Drab City share new track “Live Free and Die When It¹s Cool”
Debut album “Good Songs For Bad People” out 12th June via Bella Union
Recently described by MOJO magazine as “The new king and queen of fever-dream-pop”, and with the release of their much-anticipated debut album Good Songs For Bad People just over a fortnight away on 12th June, Drab City have today shared a new track, “Live Free and Die When It’s Cool”. A feral youth arrives in rags to the city of gold where he watches soft, fashionably dressed people discuss art over locally sourced meals and reflects on his traumatic past. Musically, the track welds dub, 70s rock, and hip hop drum breaks to a third hand AMPEX tape deck found in a dump on the city outskirts.
Another rasping and stirring release from this powerful collective. A moody curation which is deeply complex, captivating and simply visionary.

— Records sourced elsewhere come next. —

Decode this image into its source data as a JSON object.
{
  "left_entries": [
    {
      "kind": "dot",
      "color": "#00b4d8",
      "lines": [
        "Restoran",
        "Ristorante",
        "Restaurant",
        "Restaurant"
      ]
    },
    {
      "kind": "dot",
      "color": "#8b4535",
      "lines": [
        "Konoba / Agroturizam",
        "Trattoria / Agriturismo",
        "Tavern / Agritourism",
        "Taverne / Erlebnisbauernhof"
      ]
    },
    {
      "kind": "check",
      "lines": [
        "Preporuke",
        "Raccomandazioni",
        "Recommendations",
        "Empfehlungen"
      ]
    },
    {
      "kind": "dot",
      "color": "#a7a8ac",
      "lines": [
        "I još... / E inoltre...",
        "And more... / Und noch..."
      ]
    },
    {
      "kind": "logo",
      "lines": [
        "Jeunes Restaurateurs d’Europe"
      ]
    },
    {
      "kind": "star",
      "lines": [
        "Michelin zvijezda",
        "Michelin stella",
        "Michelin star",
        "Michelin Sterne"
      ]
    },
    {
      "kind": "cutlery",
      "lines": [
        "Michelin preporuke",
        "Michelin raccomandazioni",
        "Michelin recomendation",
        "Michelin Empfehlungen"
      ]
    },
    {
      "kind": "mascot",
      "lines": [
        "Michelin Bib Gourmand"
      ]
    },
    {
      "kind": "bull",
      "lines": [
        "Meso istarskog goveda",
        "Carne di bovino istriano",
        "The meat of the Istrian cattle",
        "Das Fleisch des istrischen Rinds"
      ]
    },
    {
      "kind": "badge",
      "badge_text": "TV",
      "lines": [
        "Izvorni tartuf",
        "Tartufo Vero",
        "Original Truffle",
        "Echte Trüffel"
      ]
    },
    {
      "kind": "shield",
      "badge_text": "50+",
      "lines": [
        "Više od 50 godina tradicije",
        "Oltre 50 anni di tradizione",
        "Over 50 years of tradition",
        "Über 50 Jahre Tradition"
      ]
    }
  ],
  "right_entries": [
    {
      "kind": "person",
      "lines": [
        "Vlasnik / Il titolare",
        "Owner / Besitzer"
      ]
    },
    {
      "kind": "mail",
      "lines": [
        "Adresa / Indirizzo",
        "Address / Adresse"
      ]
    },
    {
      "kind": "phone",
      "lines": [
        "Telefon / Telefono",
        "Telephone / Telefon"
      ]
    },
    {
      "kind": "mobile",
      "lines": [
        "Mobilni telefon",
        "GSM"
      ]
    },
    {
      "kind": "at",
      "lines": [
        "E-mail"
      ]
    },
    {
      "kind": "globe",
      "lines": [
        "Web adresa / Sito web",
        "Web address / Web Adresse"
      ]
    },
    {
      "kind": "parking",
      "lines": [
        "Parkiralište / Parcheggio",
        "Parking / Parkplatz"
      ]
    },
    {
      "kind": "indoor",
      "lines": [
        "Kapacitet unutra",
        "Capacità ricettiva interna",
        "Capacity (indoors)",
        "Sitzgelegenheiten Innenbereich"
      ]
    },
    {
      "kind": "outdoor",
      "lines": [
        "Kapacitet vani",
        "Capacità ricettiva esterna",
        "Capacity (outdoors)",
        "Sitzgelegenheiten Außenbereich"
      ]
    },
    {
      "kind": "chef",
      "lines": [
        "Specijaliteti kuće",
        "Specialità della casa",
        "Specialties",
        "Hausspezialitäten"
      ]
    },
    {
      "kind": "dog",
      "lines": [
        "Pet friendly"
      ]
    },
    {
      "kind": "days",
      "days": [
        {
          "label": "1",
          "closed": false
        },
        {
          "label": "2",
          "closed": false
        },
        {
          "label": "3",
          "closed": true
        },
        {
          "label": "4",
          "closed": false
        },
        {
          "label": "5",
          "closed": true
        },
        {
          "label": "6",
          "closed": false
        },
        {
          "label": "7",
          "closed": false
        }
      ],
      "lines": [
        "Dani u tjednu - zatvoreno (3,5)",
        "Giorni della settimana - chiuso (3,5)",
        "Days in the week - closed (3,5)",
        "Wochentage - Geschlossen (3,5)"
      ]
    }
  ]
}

Drab City continue to inspire.
A heady air of dislocation envelops Drab City’s debut album, where songs of innocence and experience merge with dub, hip-hop, dream-pop and jazzy soundtrack vibes to intoxicating effect. Drab City are fixated on social alienation, violent revenge, and (perhaps) romantic love as salvation; topics not new in music, but listening to Drab City in 2020, one is struck by how uncommon they’ve become.
Lyrically, these songs often project punkish angst and resentment. “Working For the Men” is a degraded service worker’s revenge ballad, imagining male tormenters brought to a violent end. “Hand On My Pocket” tells of a destitute, wandering youth. One night she meets a stranger on a desert road, and is told of a nearby city where a soft, rich citizenry make easy targets. Class war is palpable. Other songs are more opaque, but seem to speak of being the black sheep of the family, or being weighed down by the dullness of hometown life. Yet the casual listener might not notice the violence as the music itself is far from abrasive.
Dreamy and ethereal, a foundation of flute, vibraphone, and jazzy guitar chord melody can switch to drum machines or funk-inflected girl-group pop at a moment’s notice. It’s a flurry of 20th century references, combining and recombining at such a schizophrenic pace, the overall effect is something that could only be conjured in our frenzied present. At once catchy and unfamiliar, the melodic, welcoming soundscapes are a Trojan horse for the band’s antisocial outlook.